The start of school has been chaotic for districts amid the coronavirus crisis. Educators fear that without more support, students will be left behind.
Colorado students may shuffle school districts during coronavirus, leaving a financial mess in their wakeBy Erica Breunlin Education Primary category in which blog post is published
These Colorado school districts are welcoming students back for in-person learning this fall. Here’s why they feel it’s safe.By Erica Breunlin Education Primary category in which blog post is published
Wealthy Colorado parents are hiring teachers for private learning pods, leaving low-income students behindBy Michael Booth Education Primary category in which blog post is published
Online classes aren’t going anywhere, but thousands of Colorado students still don’t have internet accessBy Erica Breunlin Education Primary category in which blog post is published
How much should the state spend to learn how far Colorado kids have fallen behind during the pandemic?
Ten education organizations hope the state will invest in a diagnostic assessment for kids. A group that includes parents and teachers insists resources for the classroom and students need funding instead.
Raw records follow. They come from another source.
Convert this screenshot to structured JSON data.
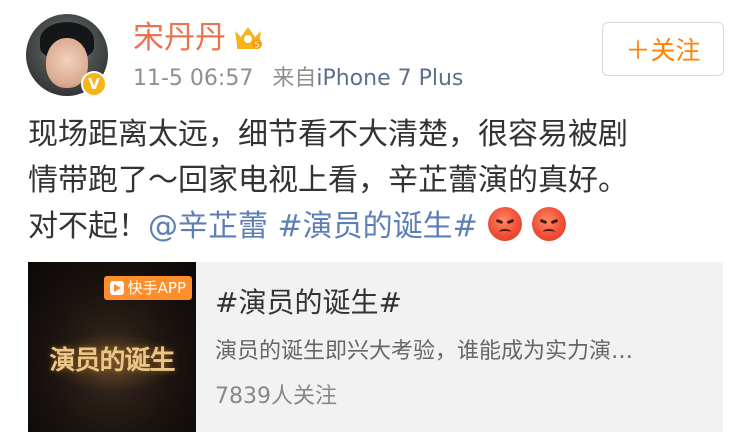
{
  "user": {
    "name": "宋丹丹",
    "avatar": "avatar",
    "verified_badge": "V",
    "crown_icon": "crown-icon"
  },
  "meta": {
    "time": "11-5 06:57",
    "source_prefix": "来自",
    "source": "iPhone 7 Plus"
  },
  "follow_button": {
    "label": "＋关注",
    "color": "#ff8200"
  },
  "post": {
    "line1": "现场距离太远，细节看不大清楚，很容易被剧",
    "line2": "情带跑了～回家电视上看，辛芷蕾演的真好。",
    "line3_text": "对不起！",
    "mention": "@辛芷蕾",
    "hashtag": "#演员的诞生#",
    "emoji": [
      "angry-icon",
      "angry-icon"
    ],
    "link_color": "#5d7fb5"
  },
  "card": {
    "thumb_badge": "快手APP",
    "thumb_logo": "演员的诞生",
    "title": "#演员的诞生#",
    "description": "演员的诞生即兴大考验，谁能成为实力演…",
    "followers": "7839人关注"
  }
}
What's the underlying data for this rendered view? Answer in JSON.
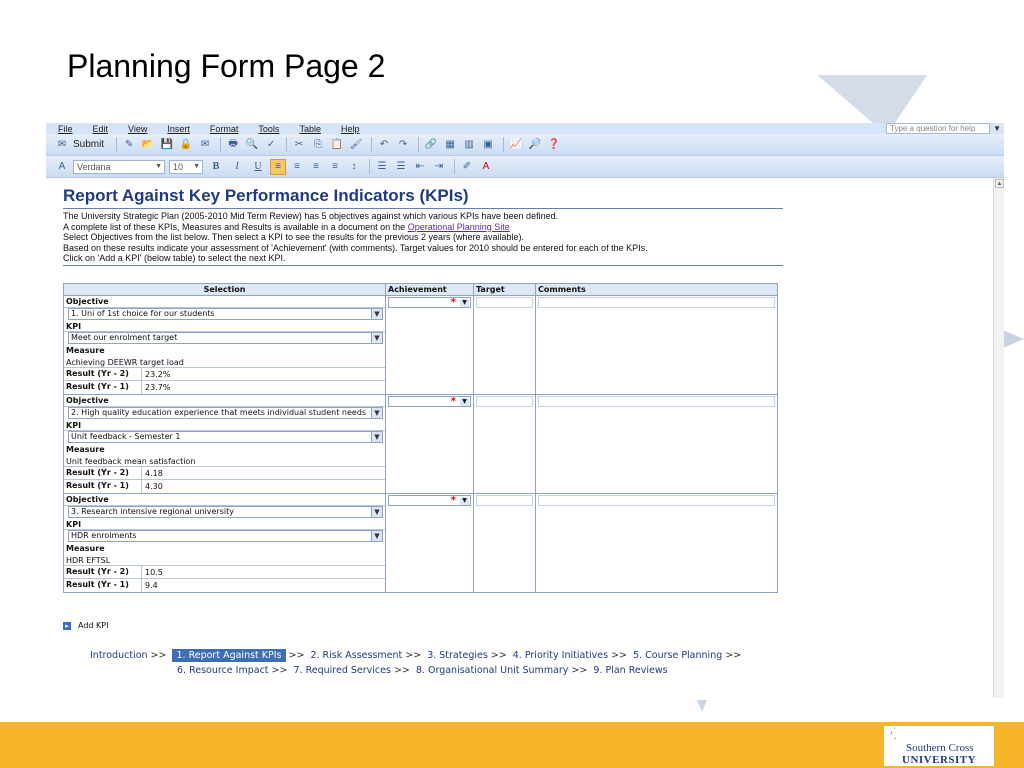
{
  "slide": {
    "title": "Planning Form Page 2"
  },
  "menu": {
    "items": [
      "File",
      "Edit",
      "View",
      "Insert",
      "Format",
      "Tools",
      "Table",
      "Help"
    ],
    "help_placeholder": "Type a question for help"
  },
  "toolbar": {
    "submit_label": "Submit",
    "font_name": "Verdana",
    "font_size": "10"
  },
  "doc": {
    "title": "Report Against Key Performance Indicators (KPIs)",
    "intro": [
      "The University Strategic Plan (2005-2010 Mid Term Review) has 5 objectives against which various KPIs have been defined.",
      "A complete list of these KPIs, Measures and Results is available in a document on the ",
      "Select Objectives from the list below. Then select a KPI to see the results for the previous 2 years (where available).",
      "Based on these results indicate your assessment of 'Achievement' (with comments). Target values for 2010 should be entered for each of the KPIs.",
      "Click on 'Add a KPI' (below table) to select the next KPI."
    ],
    "intro_link": "Operational Planning Site"
  },
  "table": {
    "headers": [
      "Selection",
      "Achievement",
      "Target",
      "Comments"
    ],
    "labels": {
      "objective": "Objective",
      "kpi": "KPI",
      "measure": "Measure",
      "yr2": "Result (Yr - 2)",
      "yr1": "Result (Yr - 1)"
    },
    "rows": [
      {
        "objective": "1. Uni of 1st choice for our students",
        "kpi": "Meet our enrolment target",
        "measure": "Achieving DEEWR target load",
        "yr2": "23.2%",
        "yr1": "23.7%"
      },
      {
        "objective": "2. High quality education experience that meets individual student needs",
        "kpi": "Unit feedback - Semester 1",
        "measure": "Unit feedback mean satisfaction",
        "yr2": "4.18",
        "yr1": "4.30"
      },
      {
        "objective": "3. Research intensive regional university",
        "kpi": "HDR enrolments",
        "measure": "HDR EFTSL",
        "yr2": "10.5",
        "yr1": "9.4"
      }
    ],
    "required_mark": "*",
    "add_kpi": "Add KPI"
  },
  "nav": {
    "line1": [
      "Introduction",
      "1. Report Against KPIs",
      "2. Risk Assessment",
      "3. Strategies",
      "4. Priority Initiatives",
      "5. Course Planning"
    ],
    "line2": [
      "6. Resource Impact",
      "7. Required Services",
      "8. Organisational Unit Summary",
      "9. Plan Reviews"
    ],
    "sep": ">>"
  },
  "footer": {
    "logo_line1": "Southern Cross",
    "logo_line2": "UNIVERSITY"
  },
  "colors": {
    "accent": "#1f3c80",
    "footer": "#f6b42a",
    "active_nav": "#3d6fb6"
  }
}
A coalition of education advocates want federal CARES Act dollars spent to measure where Colorado K-12 students stand academically as they return to class this fall.
College leaders say the change will align resources to state goals and help encourage institutions to provide resources for the neediest students to complete their education
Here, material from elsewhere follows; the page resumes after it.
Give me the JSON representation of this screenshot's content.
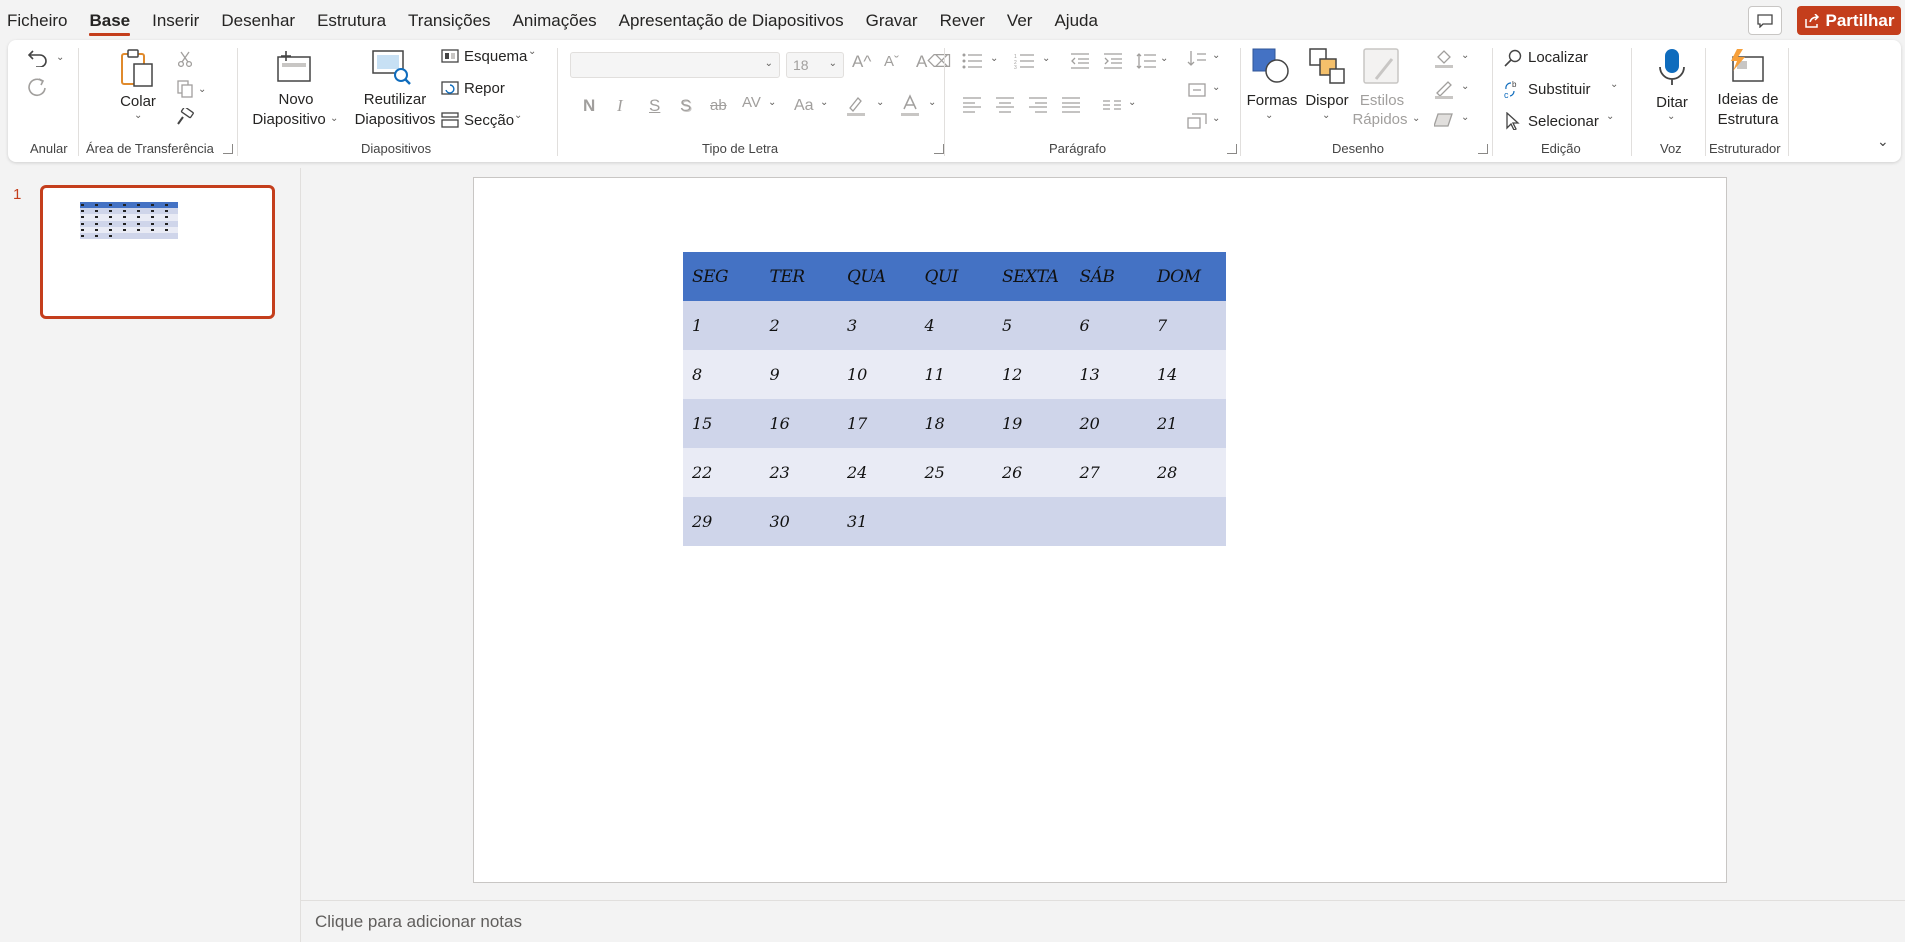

The state budget includes a $200 million IOU for unspecified legislation that will eliminate tax breaks or raise fees, leaders said
Schools will look drastically different to Colorado teachers and their students. The state has offered guidance on how to carry out the changes and keep everyone safe.
The Joint Budget Committee finalized how to spend $11 billion in discretionary spending ahead of the legislative session’s restart
Enrollment usually rises at community colleges during an economic downturn. That’s not the case during coronavirus.
Fall enrollment among Colorado community colleges is down 22% at a time those schools have become more reliant on tuition